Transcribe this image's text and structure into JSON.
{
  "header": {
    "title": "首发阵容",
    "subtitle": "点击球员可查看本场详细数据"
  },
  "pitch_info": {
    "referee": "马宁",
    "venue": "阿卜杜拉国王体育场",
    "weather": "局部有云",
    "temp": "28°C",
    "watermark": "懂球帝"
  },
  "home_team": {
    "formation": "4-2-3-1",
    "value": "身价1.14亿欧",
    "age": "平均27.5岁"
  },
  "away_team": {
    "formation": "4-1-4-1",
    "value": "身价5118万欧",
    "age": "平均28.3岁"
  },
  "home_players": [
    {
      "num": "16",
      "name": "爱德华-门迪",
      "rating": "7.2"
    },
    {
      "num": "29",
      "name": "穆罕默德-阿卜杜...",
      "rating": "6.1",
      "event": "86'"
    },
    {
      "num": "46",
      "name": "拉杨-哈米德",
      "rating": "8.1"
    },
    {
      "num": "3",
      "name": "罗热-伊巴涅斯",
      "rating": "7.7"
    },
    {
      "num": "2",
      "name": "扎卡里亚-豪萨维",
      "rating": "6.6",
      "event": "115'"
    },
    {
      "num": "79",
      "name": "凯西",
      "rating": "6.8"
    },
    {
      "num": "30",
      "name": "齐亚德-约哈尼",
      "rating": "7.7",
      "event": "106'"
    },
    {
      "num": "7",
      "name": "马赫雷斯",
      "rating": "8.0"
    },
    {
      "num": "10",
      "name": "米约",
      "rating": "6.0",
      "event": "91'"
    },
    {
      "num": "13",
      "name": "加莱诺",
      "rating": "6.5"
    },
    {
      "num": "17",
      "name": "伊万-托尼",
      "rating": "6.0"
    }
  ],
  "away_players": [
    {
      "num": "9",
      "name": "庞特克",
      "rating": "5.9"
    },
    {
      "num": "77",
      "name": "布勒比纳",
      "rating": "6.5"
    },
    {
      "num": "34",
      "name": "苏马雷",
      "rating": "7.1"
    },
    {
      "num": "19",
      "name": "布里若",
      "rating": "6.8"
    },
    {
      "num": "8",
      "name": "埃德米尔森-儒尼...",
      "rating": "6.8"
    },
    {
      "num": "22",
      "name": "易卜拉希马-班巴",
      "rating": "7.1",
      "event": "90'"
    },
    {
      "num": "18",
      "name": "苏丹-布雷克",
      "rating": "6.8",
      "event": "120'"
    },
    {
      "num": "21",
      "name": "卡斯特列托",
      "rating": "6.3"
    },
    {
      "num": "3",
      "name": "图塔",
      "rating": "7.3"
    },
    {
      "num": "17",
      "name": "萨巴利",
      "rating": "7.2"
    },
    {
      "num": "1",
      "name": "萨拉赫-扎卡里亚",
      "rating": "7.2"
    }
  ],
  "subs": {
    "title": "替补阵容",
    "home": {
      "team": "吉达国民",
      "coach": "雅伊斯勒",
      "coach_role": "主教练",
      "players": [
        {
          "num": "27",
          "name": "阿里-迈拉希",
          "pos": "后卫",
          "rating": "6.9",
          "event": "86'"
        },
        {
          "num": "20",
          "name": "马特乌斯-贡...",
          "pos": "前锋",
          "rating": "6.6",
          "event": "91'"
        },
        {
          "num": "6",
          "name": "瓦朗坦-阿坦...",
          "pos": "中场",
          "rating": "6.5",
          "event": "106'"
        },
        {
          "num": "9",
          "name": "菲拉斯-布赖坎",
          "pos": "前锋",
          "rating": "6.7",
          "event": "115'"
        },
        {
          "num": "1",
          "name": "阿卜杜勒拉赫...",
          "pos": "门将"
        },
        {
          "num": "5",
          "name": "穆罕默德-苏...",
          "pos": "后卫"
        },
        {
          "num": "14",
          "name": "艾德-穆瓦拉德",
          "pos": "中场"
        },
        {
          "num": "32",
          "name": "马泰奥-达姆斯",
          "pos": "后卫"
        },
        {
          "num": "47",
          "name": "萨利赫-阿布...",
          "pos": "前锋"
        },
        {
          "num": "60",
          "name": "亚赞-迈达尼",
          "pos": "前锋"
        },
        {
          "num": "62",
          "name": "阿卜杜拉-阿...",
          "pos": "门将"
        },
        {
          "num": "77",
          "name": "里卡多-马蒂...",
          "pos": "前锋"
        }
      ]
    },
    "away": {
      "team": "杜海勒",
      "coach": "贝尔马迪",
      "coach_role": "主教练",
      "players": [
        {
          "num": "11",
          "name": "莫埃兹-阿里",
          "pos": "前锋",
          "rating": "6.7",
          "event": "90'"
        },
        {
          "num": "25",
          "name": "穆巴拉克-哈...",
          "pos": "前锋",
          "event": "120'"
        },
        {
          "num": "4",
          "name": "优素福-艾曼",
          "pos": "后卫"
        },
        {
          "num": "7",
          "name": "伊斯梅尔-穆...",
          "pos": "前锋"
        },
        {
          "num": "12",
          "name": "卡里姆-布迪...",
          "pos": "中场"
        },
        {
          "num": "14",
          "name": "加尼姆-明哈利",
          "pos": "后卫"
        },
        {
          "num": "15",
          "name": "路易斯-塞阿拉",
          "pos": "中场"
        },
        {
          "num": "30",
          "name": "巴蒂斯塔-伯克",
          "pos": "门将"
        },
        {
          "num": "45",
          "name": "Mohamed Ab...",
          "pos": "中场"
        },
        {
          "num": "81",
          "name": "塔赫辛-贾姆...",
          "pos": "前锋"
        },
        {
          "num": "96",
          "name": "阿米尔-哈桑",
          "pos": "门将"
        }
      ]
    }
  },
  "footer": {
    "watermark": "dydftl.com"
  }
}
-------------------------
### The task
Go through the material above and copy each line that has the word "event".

### Answer to the exercise
      "event": "86'"
      "event": "115'"
      "event": "106'"
      "event": "91'"
      "event": "90'"
      "event": "120'"
          "event": "86'"
          "event": "91'"
          "event": "106'"
          "event": "115'"
          "event": "90'"
          "event": "120'"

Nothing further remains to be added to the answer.